*What to produce:* In your copy of the listing below, reproduce each word exactly and include no pictures.

*Records for processing:*
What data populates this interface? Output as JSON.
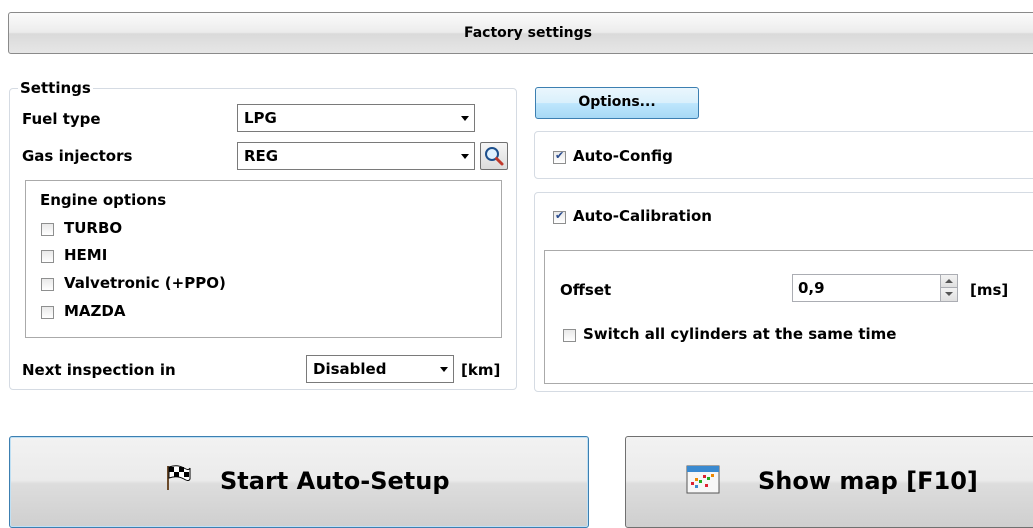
{
  "header": {
    "title": "Factory settings"
  },
  "settings": {
    "legend": "Settings",
    "fuel_type": {
      "label": "Fuel type",
      "value": "LPG"
    },
    "gas_injectors": {
      "label": "Gas injectors",
      "value": "REG"
    },
    "engine_options": {
      "legend": "Engine options",
      "items": [
        {
          "label": "TURBO",
          "checked": false
        },
        {
          "label": "HEMI",
          "checked": false
        },
        {
          "label": "Valvetronic (+PPO)",
          "checked": false
        },
        {
          "label": "MAZDA",
          "checked": false
        }
      ]
    },
    "next_inspection": {
      "label": "Next inspection in",
      "value": "Disabled",
      "unit": "[km]"
    }
  },
  "right_panel": {
    "options_label": "Options...",
    "auto_config": {
      "label": "Auto-Config",
      "checked": true
    },
    "auto_calibration": {
      "label": "Auto-Calibration",
      "checked": true
    },
    "offset": {
      "label": "Offset",
      "value": "0,9",
      "unit": "[ms]"
    },
    "switch_all": {
      "label": "Switch all cylinders at the same time",
      "checked": false
    }
  },
  "buttons": {
    "start_auto_setup": {
      "label": "Start Auto-Setup",
      "icon": "checkered-flag-icon"
    },
    "show_map": {
      "label": "Show map [F10]",
      "icon": "map-chart-icon"
    }
  },
  "colors": {
    "options_button_border": "#3c7fb1",
    "group_border": "#d5dbe3",
    "checkbox_mark": "#2a4b8d"
  }
}
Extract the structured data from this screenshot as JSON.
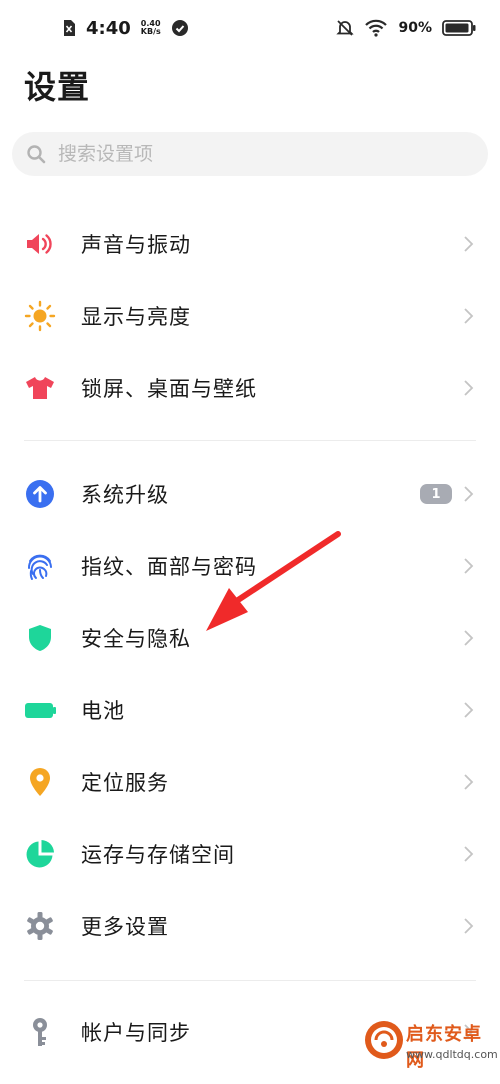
{
  "status_bar": {
    "time": "4:40",
    "net_speed_value": "0.40",
    "net_speed_unit": "KB/s",
    "battery_text": "90%"
  },
  "page": {
    "title": "设置"
  },
  "search": {
    "placeholder": "搜索设置项"
  },
  "settings": {
    "group1": [
      {
        "label": "声音与振动",
        "icon": "speaker-icon",
        "color": "#f0455a"
      },
      {
        "label": "显示与亮度",
        "icon": "sun-icon",
        "color": "#f5a623"
      },
      {
        "label": "锁屏、桌面与壁纸",
        "icon": "shirt-icon",
        "color": "#f0455a"
      }
    ],
    "group2": [
      {
        "label": "系统升级",
        "icon": "upgrade-icon",
        "color": "#3a6ff0",
        "badge": "1"
      },
      {
        "label": "指纹、面部与密码",
        "icon": "fingerprint-icon",
        "color": "#3a6ff0"
      },
      {
        "label": "安全与隐私",
        "icon": "shield-icon",
        "color": "#1ed69a"
      },
      {
        "label": "电池",
        "icon": "battery-icon",
        "color": "#1ed69a"
      },
      {
        "label": "定位服务",
        "icon": "location-pin-icon",
        "color": "#f5a623"
      },
      {
        "label": "运存与存储空间",
        "icon": "pie-chart-icon",
        "color": "#1ed69a"
      },
      {
        "label": "更多设置",
        "icon": "gear-icon",
        "color": "#8a8f99"
      }
    ],
    "group3": [
      {
        "label": "帐户与同步",
        "icon": "key-icon",
        "color": "#8a8f99"
      }
    ]
  },
  "annotation": {
    "arrow_color": "#f02a2a"
  },
  "watermark": {
    "brand": "启东安卓网",
    "url": "www.qdltdq.com"
  }
}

*Task response:*
What data populates this interface? Output as JSON.
{
  "header": {
    "title": "Factory settings"
  },
  "settings": {
    "legend": "Settings",
    "fuel_type": {
      "label": "Fuel type",
      "value": "LPG"
    },
    "gas_injectors": {
      "label": "Gas injectors",
      "value": "REG"
    },
    "engine_options": {
      "legend": "Engine options",
      "items": [
        {
          "label": "TURBO",
          "checked": false
        },
        {
          "label": "HEMI",
          "checked": false
        },
        {
          "label": "Valvetronic (+PPO)",
          "checked": false
        },
        {
          "label": "MAZDA",
          "checked": false
        }
      ]
    },
    "next_inspection": {
      "label": "Next inspection in",
      "value": "Disabled",
      "unit": "[km]"
    }
  },
  "right_panel": {
    "options_label": "Options...",
    "auto_config": {
      "label": "Auto-Config",
      "checked": true
    },
    "auto_calibration": {
      "label": "Auto-Calibration",
      "checked": true
    },
    "offset": {
      "label": "Offset",
      "value": "0,9",
      "unit": "[ms]"
    },
    "switch_all": {
      "label": "Switch all cylinders at the same time",
      "checked": false
    }
  },
  "buttons": {
    "start_auto_setup": {
      "label": "Start Auto-Setup",
      "icon": "checkered-flag-icon"
    },
    "show_map": {
      "label": "Show map [F10]",
      "icon": "map-chart-icon"
    }
  },
  "colors": {
    "options_button_border": "#3c7fb1",
    "group_border": "#d5dbe3",
    "checkbox_mark": "#2a4b8d"
  }
}
Extract the structured data from this screenshot as JSON.
{
  "status_bar": {
    "time": "4:40",
    "net_speed_value": "0.40",
    "net_speed_unit": "KB/s",
    "battery_text": "90%"
  },
  "page": {
    "title": "设置"
  },
  "search": {
    "placeholder": "搜索设置项"
  },
  "settings": {
    "group1": [
      {
        "label": "声音与振动",
        "icon": "speaker-icon",
        "color": "#f0455a"
      },
      {
        "label": "显示与亮度",
        "icon": "sun-icon",
        "color": "#f5a623"
      },
      {
        "label": "锁屏、桌面与壁纸",
        "icon": "shirt-icon",
        "color": "#f0455a"
      }
    ],
    "group2": [
      {
        "label": "系统升级",
        "icon": "upgrade-icon",
        "color": "#3a6ff0",
        "badge": "1"
      },
      {
        "label": "指纹、面部与密码",
        "icon": "fingerprint-icon",
        "color": "#3a6ff0"
      },
      {
        "label": "安全与隐私",
        "icon": "shield-icon",
        "color": "#1ed69a"
      },
      {
        "label": "电池",
        "icon": "battery-icon",
        "color": "#1ed69a"
      },
      {
        "label": "定位服务",
        "icon": "location-pin-icon",
        "color": "#f5a623"
      },
      {
        "label": "运存与存储空间",
        "icon": "pie-chart-icon",
        "color": "#1ed69a"
      },
      {
        "label": "更多设置",
        "icon": "gear-icon",
        "color": "#8a8f99"
      }
    ],
    "group3": [
      {
        "label": "帐户与同步",
        "icon": "key-icon",
        "color": "#8a8f99"
      }
    ]
  },
  "annotation": {
    "arrow_color": "#f02a2a"
  },
  "watermark": {
    "brand": "启东安卓网",
    "url": "www.qdltdq.com"
  }
}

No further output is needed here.